> Data records:
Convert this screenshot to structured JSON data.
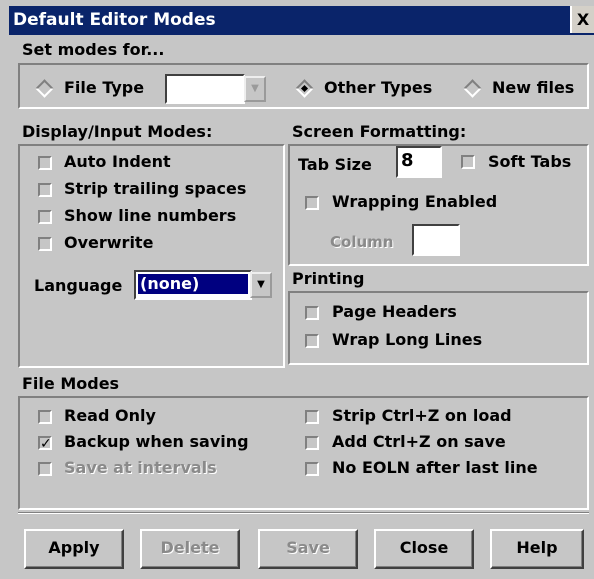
{
  "window": {
    "title": "Default Editor Modes",
    "close_glyph": "X"
  },
  "set_modes": {
    "label": "Set modes for...",
    "file_type_label": "File Type",
    "file_type_value": "",
    "other_types_label": "Other Types",
    "new_files_label": "New files",
    "selected": "Other Types"
  },
  "display_input": {
    "heading": "Display/Input Modes:",
    "items": [
      {
        "label": "Auto Indent",
        "checked": false
      },
      {
        "label": "Strip trailing spaces",
        "checked": false
      },
      {
        "label": "Show line numbers",
        "checked": false
      },
      {
        "label": "Overwrite",
        "checked": false
      }
    ],
    "language_label": "Language",
    "language_value": "(none)"
  },
  "screen_formatting": {
    "heading": "Screen Formatting:",
    "tab_size_label": "Tab Size",
    "tab_size_value": "8",
    "soft_tabs_label": "Soft Tabs",
    "wrapping_label": "Wrapping Enabled",
    "column_label": "Column",
    "column_value": ""
  },
  "printing": {
    "heading": "Printing",
    "items": [
      {
        "label": "Page Headers",
        "checked": false
      },
      {
        "label": "Wrap Long Lines",
        "checked": false
      }
    ]
  },
  "file_modes": {
    "heading": "File Modes",
    "left": [
      {
        "label": "Read Only",
        "checked": false
      },
      {
        "label": "Backup when saving",
        "checked": true,
        "mark": "✓"
      },
      {
        "label": "Save at intervals",
        "checked": false,
        "disabled": true
      }
    ],
    "right": [
      {
        "label": "Strip Ctrl+Z on load",
        "checked": false
      },
      {
        "label": "Add Ctrl+Z on save",
        "checked": false
      },
      {
        "label": "No EOLN after last line",
        "checked": false
      }
    ]
  },
  "buttons": {
    "apply": "Apply",
    "delete": "Delete",
    "save": "Save",
    "close": "Close",
    "help": "Help"
  },
  "colors": {
    "title_bar": "#0a246a",
    "face": "#c6c6c6",
    "selection": "#000080"
  }
}
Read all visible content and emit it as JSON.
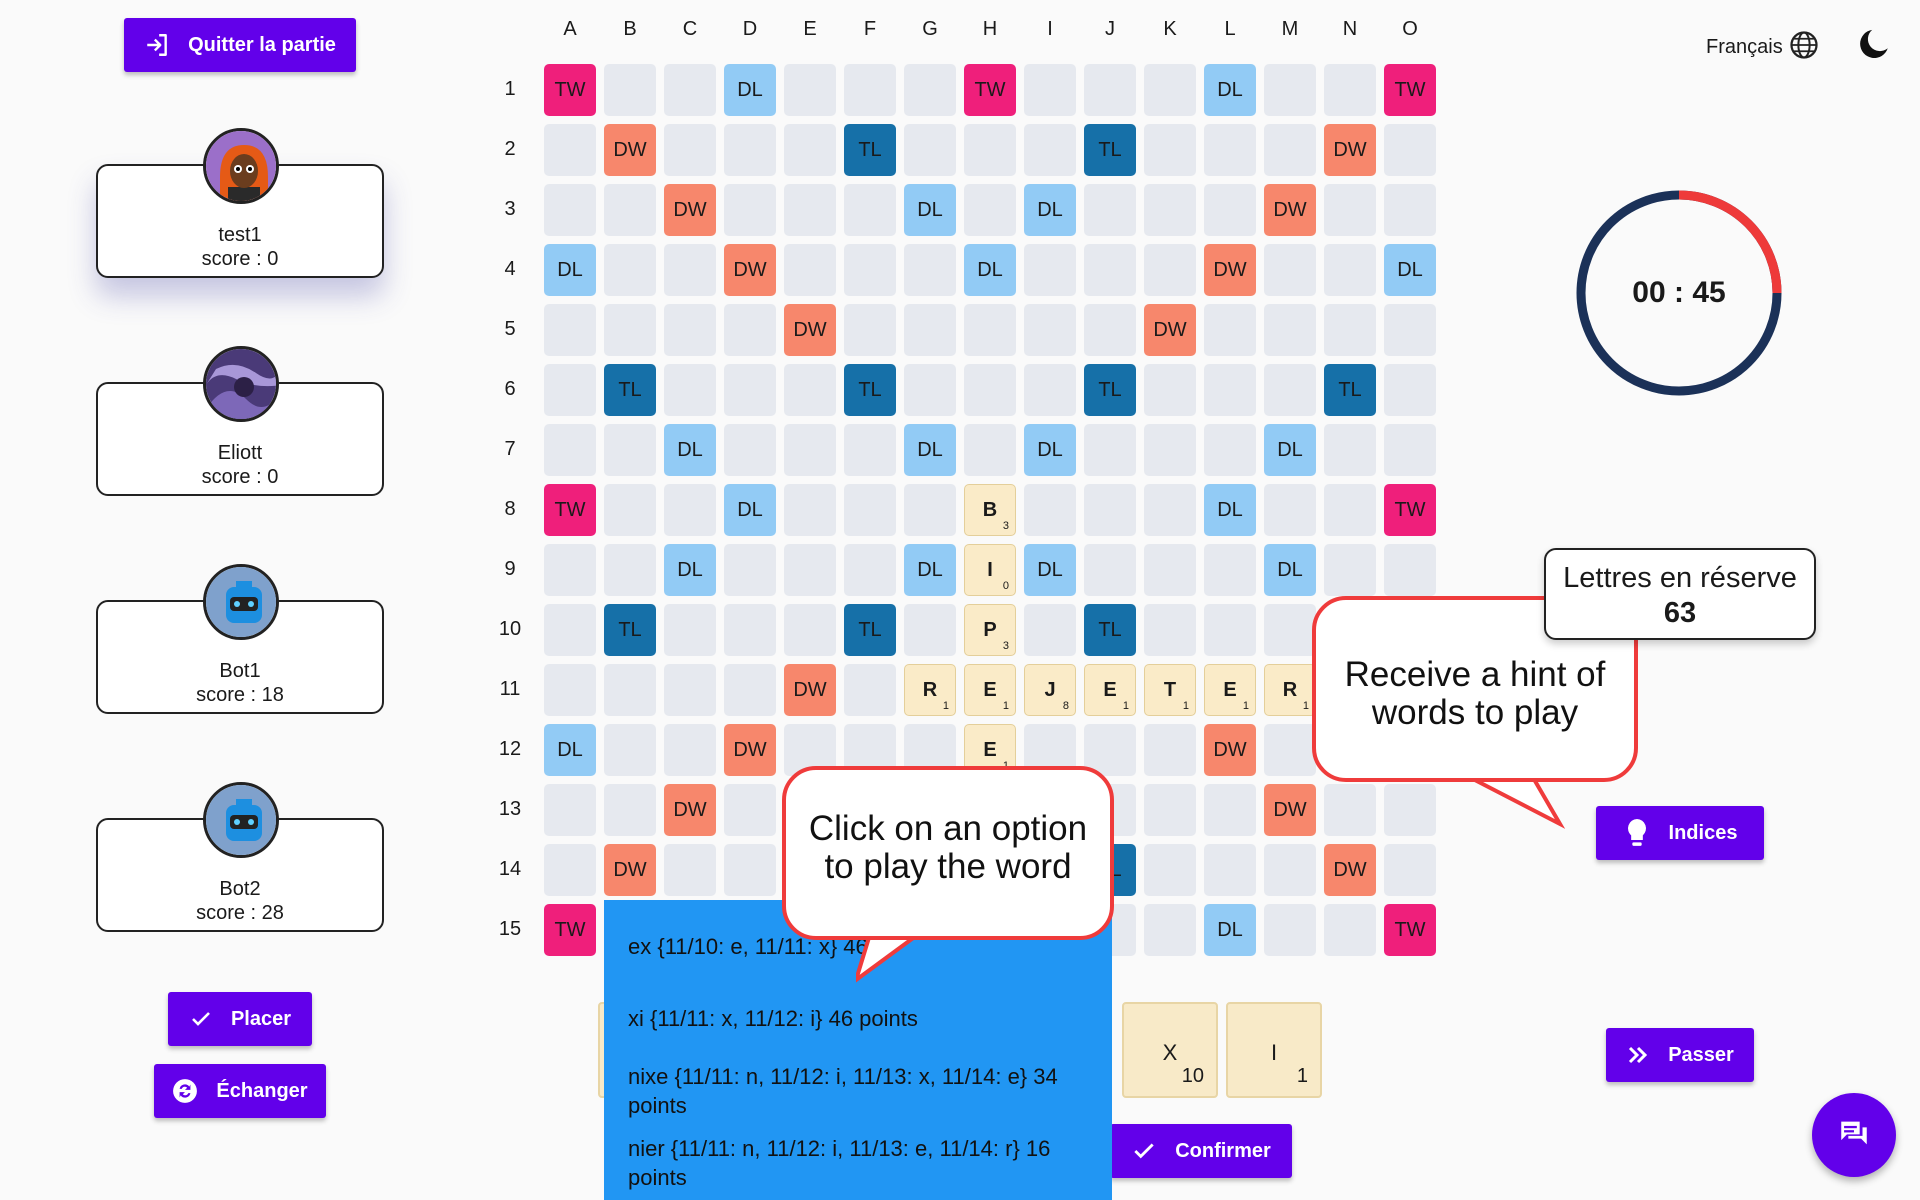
{
  "top": {
    "quit_label": "Quitter la partie",
    "language_label": "Français"
  },
  "players": [
    {
      "name": "test1",
      "score": "score : 0"
    },
    {
      "name": "Eliott",
      "score": "score : 0"
    },
    {
      "name": "Bot1",
      "score": "score : 18"
    },
    {
      "name": "Bot2",
      "score": "score : 28"
    }
  ],
  "board": {
    "columns": [
      "A",
      "B",
      "C",
      "D",
      "E",
      "F",
      "G",
      "H",
      "I",
      "J",
      "K",
      "L",
      "M",
      "N",
      "O"
    ],
    "rows": [
      "1",
      "2",
      "3",
      "4",
      "5",
      "6",
      "7",
      "8",
      "9",
      "10",
      "11",
      "12",
      "13",
      "14",
      "15"
    ],
    "placed_letters": [
      {
        "cell": "H8",
        "letter": "B",
        "points": "3"
      },
      {
        "cell": "H9",
        "letter": "I",
        "points": "0"
      },
      {
        "cell": "H10",
        "letter": "P",
        "points": "3"
      },
      {
        "cell": "G11",
        "letter": "R",
        "points": "1"
      },
      {
        "cell": "H11",
        "letter": "E",
        "points": "1"
      },
      {
        "cell": "I11",
        "letter": "J",
        "points": "8"
      },
      {
        "cell": "J11",
        "letter": "E",
        "points": "1"
      },
      {
        "cell": "K11",
        "letter": "T",
        "points": "1"
      },
      {
        "cell": "L11",
        "letter": "E",
        "points": "1"
      },
      {
        "cell": "M11",
        "letter": "R",
        "points": "1"
      },
      {
        "cell": "H12",
        "letter": "E",
        "points": "1"
      }
    ]
  },
  "timer": {
    "display": "00 : 45",
    "remaining_fraction": 0.75
  },
  "reserve": {
    "label": "Lettres en réserve",
    "count": "63"
  },
  "actions": {
    "hints_label": "Indices",
    "pass_label": "Passer",
    "place_label": "Placer",
    "exchange_label": "Échanger",
    "confirm_label": "Confirmer"
  },
  "rack": [
    {
      "letter": "X",
      "points": "10"
    },
    {
      "letter": "I",
      "points": "1"
    }
  ],
  "hints": [
    {
      "text": "ex {11/10: e, 11/11: x} 46"
    },
    {
      "text": "xi {11/11: x, 11/12: i} 46 points"
    },
    {
      "text": "nixe {11/11: n, 11/12: i, 11/13: x, 11/14: e} 34 points"
    },
    {
      "text": "nier {11/11: n, 11/12: i, 11/13: e, 11/14: r} 16 points"
    }
  ],
  "callouts": {
    "hint_callout": "Receive a hint of words to play",
    "option_callout": "Click on an option to play the word"
  },
  "colors": {
    "accent": "#6200ea",
    "tw": "#ef1f7b",
    "dw": "#f7876c",
    "dl": "#92cbf5",
    "tl": "#1670a8",
    "tile": "#faebc8",
    "hint_list": "#2196f3",
    "timer_ring": "#1b3158",
    "timer_elapsed": "#ee3a3a",
    "callout_border": "#ef3b3b"
  }
}
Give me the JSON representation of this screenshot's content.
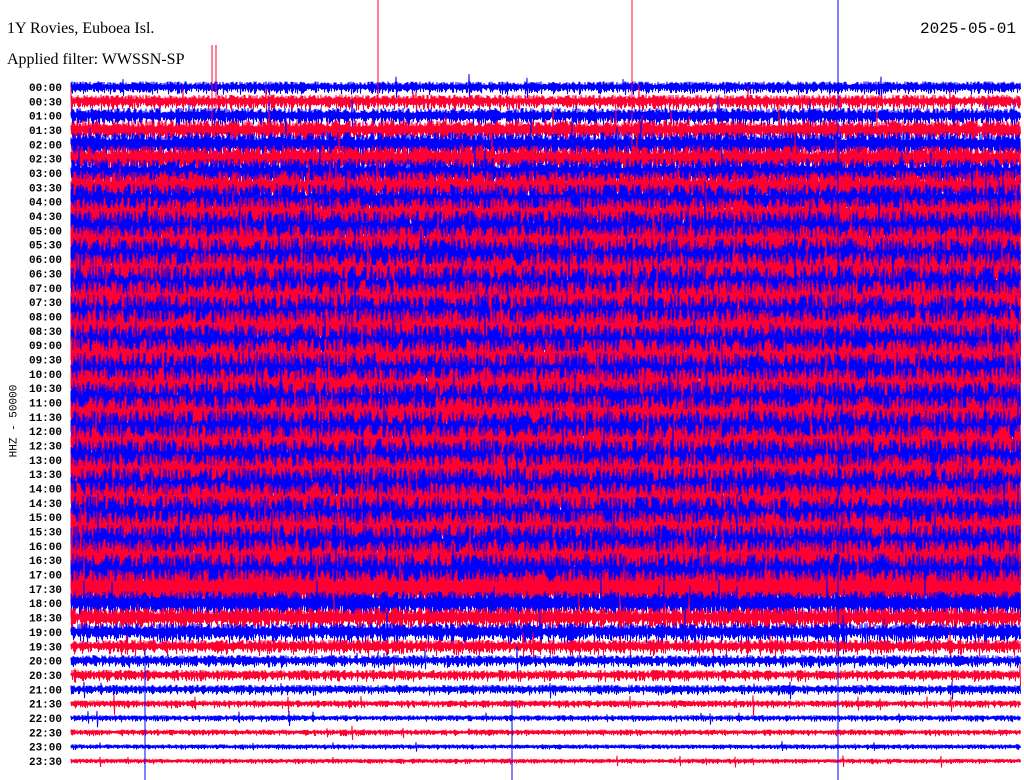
{
  "chart_data": {
    "type": "line",
    "subtype": "helicorder",
    "title": "1Y Rovies, Euboea Isl.",
    "subtitle": "Applied filter: WWSSN-SP",
    "date": "2025-05-01",
    "ylabel": "HHZ - 50000",
    "row_labels": [
      "00:00",
      "00:30",
      "01:00",
      "01:30",
      "02:00",
      "02:30",
      "03:00",
      "03:30",
      "04:00",
      "04:30",
      "05:00",
      "05:30",
      "06:00",
      "06:30",
      "07:00",
      "07:30",
      "08:00",
      "08:30",
      "09:00",
      "09:30",
      "10:00",
      "10:30",
      "11:00",
      "11:30",
      "12:00",
      "12:30",
      "13:00",
      "13:30",
      "14:00",
      "14:30",
      "15:00",
      "15:30",
      "16:00",
      "16:30",
      "17:00",
      "17:30",
      "18:00",
      "18:30",
      "19:00",
      "19:30",
      "20:00",
      "20:30",
      "21:00",
      "21:30",
      "22:00",
      "22:30",
      "23:00",
      "23:30"
    ],
    "relative_amplitude": [
      0.5,
      0.6,
      0.7,
      0.9,
      1.1,
      1.2,
      1.3,
      1.5,
      1.6,
      1.7,
      1.8,
      1.8,
      1.9,
      1.9,
      2.0,
      2.0,
      2.0,
      2.0,
      1.9,
      1.9,
      1.9,
      1.9,
      1.9,
      1.9,
      1.9,
      1.9,
      1.9,
      1.9,
      1.9,
      1.9,
      1.9,
      1.9,
      1.9,
      1.9,
      1.9,
      1.8,
      1.1,
      0.9,
      0.8,
      0.6,
      0.5,
      0.45,
      0.4,
      0.3,
      0.25,
      0.25,
      0.2,
      0.2
    ],
    "colors": [
      "#0000ff",
      "#ff0033"
    ]
  }
}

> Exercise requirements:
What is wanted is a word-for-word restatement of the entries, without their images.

> Task response:
Convert this screenshot to structured JSON data.
{
  "window": {
    "title": "Default Editor Modes",
    "close_glyph": "X"
  },
  "set_modes": {
    "label": "Set modes for...",
    "file_type_label": "File Type",
    "file_type_value": "",
    "other_types_label": "Other Types",
    "new_files_label": "New files",
    "selected": "Other Types"
  },
  "display_input": {
    "heading": "Display/Input Modes:",
    "items": [
      {
        "label": "Auto Indent",
        "checked": false
      },
      {
        "label": "Strip trailing spaces",
        "checked": false
      },
      {
        "label": "Show line numbers",
        "checked": false
      },
      {
        "label": "Overwrite",
        "checked": false
      }
    ],
    "language_label": "Language",
    "language_value": "(none)"
  },
  "screen_formatting": {
    "heading": "Screen Formatting:",
    "tab_size_label": "Tab Size",
    "tab_size_value": "8",
    "soft_tabs_label": "Soft Tabs",
    "wrapping_label": "Wrapping Enabled",
    "column_label": "Column",
    "column_value": ""
  },
  "printing": {
    "heading": "Printing",
    "items": [
      {
        "label": "Page Headers",
        "checked": false
      },
      {
        "label": "Wrap Long Lines",
        "checked": false
      }
    ]
  },
  "file_modes": {
    "heading": "File Modes",
    "left": [
      {
        "label": "Read Only",
        "checked": false
      },
      {
        "label": "Backup when saving",
        "checked": true,
        "mark": "✓"
      },
      {
        "label": "Save at intervals",
        "checked": false,
        "disabled": true
      }
    ],
    "right": [
      {
        "label": "Strip Ctrl+Z on load",
        "checked": false
      },
      {
        "label": "Add Ctrl+Z on save",
        "checked": false
      },
      {
        "label": "No EOLN after last line",
        "checked": false
      }
    ]
  },
  "buttons": {
    "apply": "Apply",
    "delete": "Delete",
    "save": "Save",
    "close": "Close",
    "help": "Help"
  },
  "colors": {
    "title_bar": "#0a246a",
    "face": "#c6c6c6",
    "selection": "#000080"
  }
}
Read all visible content and emit it as JSON.
{
  "top": {
    "quit_label": "Quitter la partie",
    "language_label": "Français"
  },
  "players": [
    {
      "name": "test1",
      "score": "score : 0"
    },
    {
      "name": "Eliott",
      "score": "score : 0"
    },
    {
      "name": "Bot1",
      "score": "score : 18"
    },
    {
      "name": "Bot2",
      "score": "score : 28"
    }
  ],
  "board": {
    "columns": [
      "A",
      "B",
      "C",
      "D",
      "E",
      "F",
      "G",
      "H",
      "I",
      "J",
      "K",
      "L",
      "M",
      "N",
      "O"
    ],
    "rows": [
      "1",
      "2",
      "3",
      "4",
      "5",
      "6",
      "7",
      "8",
      "9",
      "10",
      "11",
      "12",
      "13",
      "14",
      "15"
    ],
    "placed_letters": [
      {
        "cell": "H8",
        "letter": "B",
        "points": "3"
      },
      {
        "cell": "H9",
        "letter": "I",
        "points": "0"
      },
      {
        "cell": "H10",
        "letter": "P",
        "points": "3"
      },
      {
        "cell": "G11",
        "letter": "R",
        "points": "1"
      },
      {
        "cell": "H11",
        "letter": "E",
        "points": "1"
      },
      {
        "cell": "I11",
        "letter": "J",
        "points": "8"
      },
      {
        "cell": "J11",
        "letter": "E",
        "points": "1"
      },
      {
        "cell": "K11",
        "letter": "T",
        "points": "1"
      },
      {
        "cell": "L11",
        "letter": "E",
        "points": "1"
      },
      {
        "cell": "M11",
        "letter": "R",
        "points": "1"
      },
      {
        "cell": "H12",
        "letter": "E",
        "points": "1"
      }
    ]
  },
  "timer": {
    "display": "00 : 45",
    "remaining_fraction": 0.75
  },
  "reserve": {
    "label": "Lettres en réserve",
    "count": "63"
  },
  "actions": {
    "hints_label": "Indices",
    "pass_label": "Passer",
    "place_label": "Placer",
    "exchange_label": "Échanger",
    "confirm_label": "Confirmer"
  },
  "rack": [
    {
      "letter": "X",
      "points": "10"
    },
    {
      "letter": "I",
      "points": "1"
    }
  ],
  "hints": [
    {
      "text": "ex {11/10: e, 11/11: x} 46"
    },
    {
      "text": "xi {11/11: x, 11/12: i} 46 points"
    },
    {
      "text": "nixe {11/11: n, 11/12: i, 11/13: x, 11/14: e} 34 points"
    },
    {
      "text": "nier {11/11: n, 11/12: i, 11/13: e, 11/14: r} 16 points"
    }
  ],
  "callouts": {
    "hint_callout": "Receive a hint of words to play",
    "option_callout": "Click on an option to play the word"
  },
  "colors": {
    "accent": "#6200ea",
    "tw": "#ef1f7b",
    "dw": "#f7876c",
    "dl": "#92cbf5",
    "tl": "#1670a8",
    "tile": "#faebc8",
    "hint_list": "#2196f3",
    "timer_ring": "#1b3158",
    "timer_elapsed": "#ee3a3a",
    "callout_border": "#ef3b3b"
  }
}
Give me the JSON representation of this screenshot's content.
{
  "chart_data": {
    "type": "line",
    "subtype": "helicorder",
    "title": "1Y Rovies, Euboea Isl.",
    "subtitle": "Applied filter: WWSSN-SP",
    "date": "2025-05-01",
    "ylabel": "HHZ - 50000",
    "row_labels": [
      "00:00",
      "00:30",
      "01:00",
      "01:30",
      "02:00",
      "02:30",
      "03:00",
      "03:30",
      "04:00",
      "04:30",
      "05:00",
      "05:30",
      "06:00",
      "06:30",
      "07:00",
      "07:30",
      "08:00",
      "08:30",
      "09:00",
      "09:30",
      "10:00",
      "10:30",
      "11:00",
      "11:30",
      "12:00",
      "12:30",
      "13:00",
      "13:30",
      "14:00",
      "14:30",
      "15:00",
      "15:30",
      "16:00",
      "16:30",
      "17:00",
      "17:30",
      "18:00",
      "18:30",
      "19:00",
      "19:30",
      "20:00",
      "20:30",
      "21:00",
      "21:30",
      "22:00",
      "22:30",
      "23:00",
      "23:30"
    ],
    "relative_amplitude": [
      0.5,
      0.6,
      0.7,
      0.9,
      1.1,
      1.2,
      1.3,
      1.5,
      1.6,
      1.7,
      1.8,
      1.8,
      1.9,
      1.9,
      2.0,
      2.0,
      2.0,
      2.0,
      1.9,
      1.9,
      1.9,
      1.9,
      1.9,
      1.9,
      1.9,
      1.9,
      1.9,
      1.9,
      1.9,
      1.9,
      1.9,
      1.9,
      1.9,
      1.9,
      1.9,
      1.8,
      1.1,
      0.9,
      0.8,
      0.6,
      0.5,
      0.45,
      0.4,
      0.3,
      0.25,
      0.25,
      0.2,
      0.2
    ],
    "colors": [
      "#0000ff",
      "#ff0033"
    ]
  }
}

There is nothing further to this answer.